CRANOR: You don't want to use just one word. But you could use a string of words together, rather than just one word. Or you could think of a phrase and use maybe the first letter of each word in the phrase - or something like that.
FLATOW: My dog has fleas.
CRANOR: Well, you shouldn't do a really common phrase, though. You know, it should be a phrase that is meaningful to you but maybe isn't sort of the thing other people would guess.
FLATOW: But a phrase makes it easy to remember and you don't have to put those special characters in it. That's something I hadn't heard of before. But that's nice to hear.
CRANOR: Yeah. Yeah. So as long as the place you're creating your password for allows it. I mean, some of them force you to put special characters. But if you're not forced to do it, this can be an easier way to remember a password.
FLATOW: And where should you store your passwords, now that you have all these?
(SOUNDBITE OF LAUGHTER)
CRANOR: Right. Somewhere safe. So, yeah, I mean, it depends, but, you know, putting it in your wallet with your credit card might be a safe place if you keep your wallet secure, for example.
FLATOW: How about these software programs that store them for you, you know, in one central databank? Are those good?
FLATOW: But you have to remember that password, the master password.
CRANOR: Right. If you can remember that one master password, that can be a good solution that a lot of people use.
FLATOW: Should people have any expectation - the caller talked about this. Is this the price we do pay for the Internet - the expectation that you're not going to have any privacy online anymore?

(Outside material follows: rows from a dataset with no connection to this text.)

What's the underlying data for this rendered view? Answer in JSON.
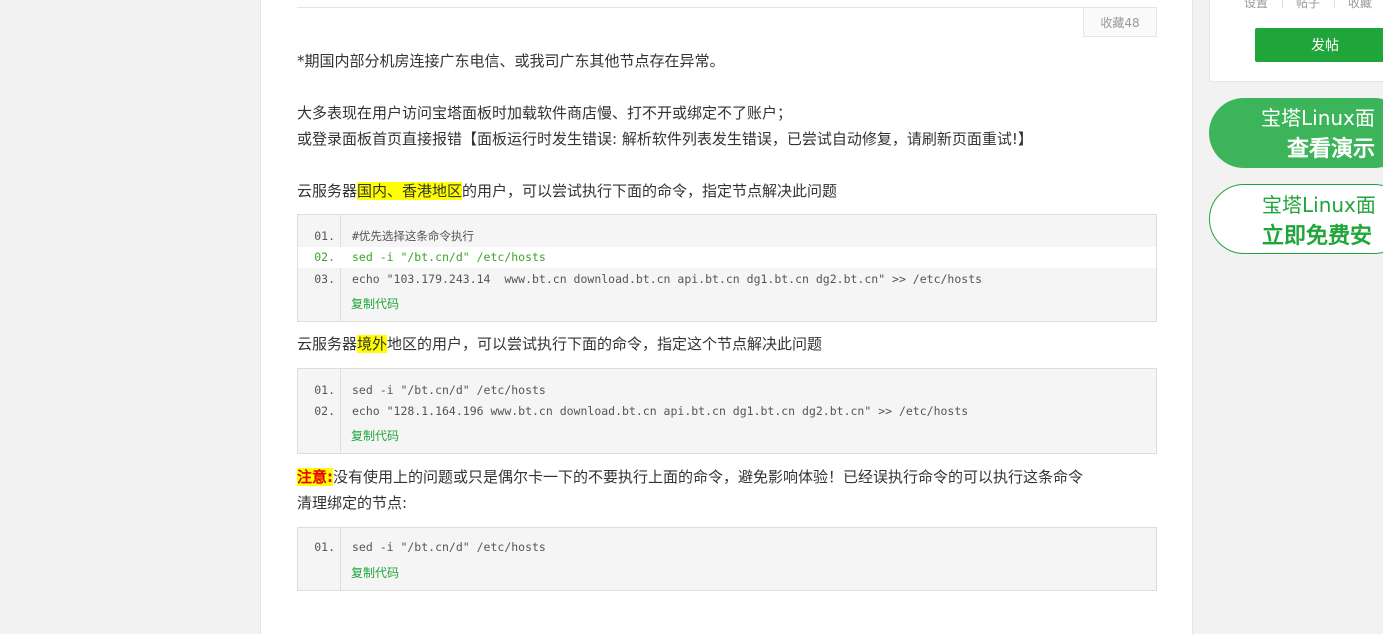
{
  "favorite_label": "收藏48",
  "sidebar": {
    "tabs": [
      "设置",
      "帖子",
      "收藏"
    ],
    "post_button": "发帖",
    "banner_demo": {
      "line1": "宝塔Linux面",
      "line2": "查看演示"
    },
    "banner_install": {
      "line1": "宝塔Linux面",
      "line2": "立即免费安"
    }
  },
  "article": {
    "notice": "*期国内部分机房连接广东电信、或我司广东其他节点存在异常。",
    "symptom1": "大多表现在用户访问宝塔面板时加载软件商店慢、打不开或绑定不了账户；",
    "symptom2": "或登录面板首页直接报错【面板运行时发生错误: 解析软件列表发生错误，已尝试自动修复，请刷新页面重试!】",
    "domestic_pre": "云服务器",
    "domestic_hl": "国内、香港地区",
    "domestic_post": "的用户，可以尝试执行下面的命令，指定节点解决此问题",
    "overseas_pre": "云服务器",
    "overseas_hl": "境外",
    "overseas_post": "地区的用户，可以尝试执行下面的命令，指定这个节点解决此问题",
    "warn_label": "注意:",
    "warn_text1": "没有使用上的问题或只是偶尔卡一下的不要执行上面的命令，避免影响体验！已经误执行命令的可以执行这条命令",
    "warn_text2": "清理绑定的节点:"
  },
  "code_blocks": [
    {
      "lines": [
        {
          "num": "01.",
          "text": "#优先选择这条命令执行"
        },
        {
          "num": "02.",
          "text": "sed -i \"/bt.cn/d\" /etc/hosts"
        },
        {
          "num": "03.",
          "text": "echo \"103.179.243.14  www.bt.cn download.bt.cn api.bt.cn dg1.bt.cn dg2.bt.cn\" >> /etc/hosts"
        }
      ],
      "copy_label": "复制代码"
    },
    {
      "lines": [
        {
          "num": "01.",
          "text": "sed -i \"/bt.cn/d\" /etc/hosts"
        },
        {
          "num": "02.",
          "text": "echo \"128.1.164.196 www.bt.cn download.bt.cn api.bt.cn dg1.bt.cn dg2.bt.cn\" >> /etc/hosts"
        }
      ],
      "copy_label": "复制代码"
    },
    {
      "lines": [
        {
          "num": "01.",
          "text": "sed -i \"/bt.cn/d\" /etc/hosts"
        }
      ],
      "copy_label": "复制代码"
    }
  ]
}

CRANOR: Well, I think that's a pretty controversial idea. I certainly have heard people articulate that idea before. And people say that, you know, something has got to pay for all these great services we have on the Internet, and it's your data is how you're paying. But I think there are a lot of people who disagree with that and say that, you know, people should have a choice of whether or not to reveal their data and to be tracked. And it's not just that I'm seeing an ad. You know, you turn on the TV, and you see an ad.
But it's that they're collecting data about me in addition to showing me an ad. And that's what a lot of people find unacceptable. And so, you know, it should be the consumer's choice. And that if there are some services that really require money in order to, you know, make them work, perhaps they can give you a choice that you can use the service for free and provide data, or maybe you pay a small fee to use the service.
FLATOW: If we - could we adopt the European standards and feel more secure about our privacy?
CRANOR: Well, it would certainly be possible for the U.S. to adopt something similar to the European approach. I don't think, right now, there is kind of the will to do that. I think that's been a fairly unpopular idea among regulators and legislators in the U.S. But it would be possible. Now, people say that the European notion is not necessarily a panacea either, because they've had a number of problems in actually enforcing their laws.
CRANOR: But it is an approach to look at.
FLATOW: All right. Thank you very much, Dr. Cranor. Lorrie Cranor, director of the CyLab Usable Privacy and Security Lab at Carnegie Mellon University. We're going to take a break and come back and talk about the moon. Yeah. Some interesting stuff discovered about it. Stay with us. We'll be right back.
NPR transcripts are created on a rush deadline by Verb8tm, Inc., an NPR contractor, and produced using a proprietary transcription process developed with NPR. This text may not be in its final form and may be updated or revised in the future. Accuracy and availability may vary. The authoritative record of NPR’s programming is the audio record.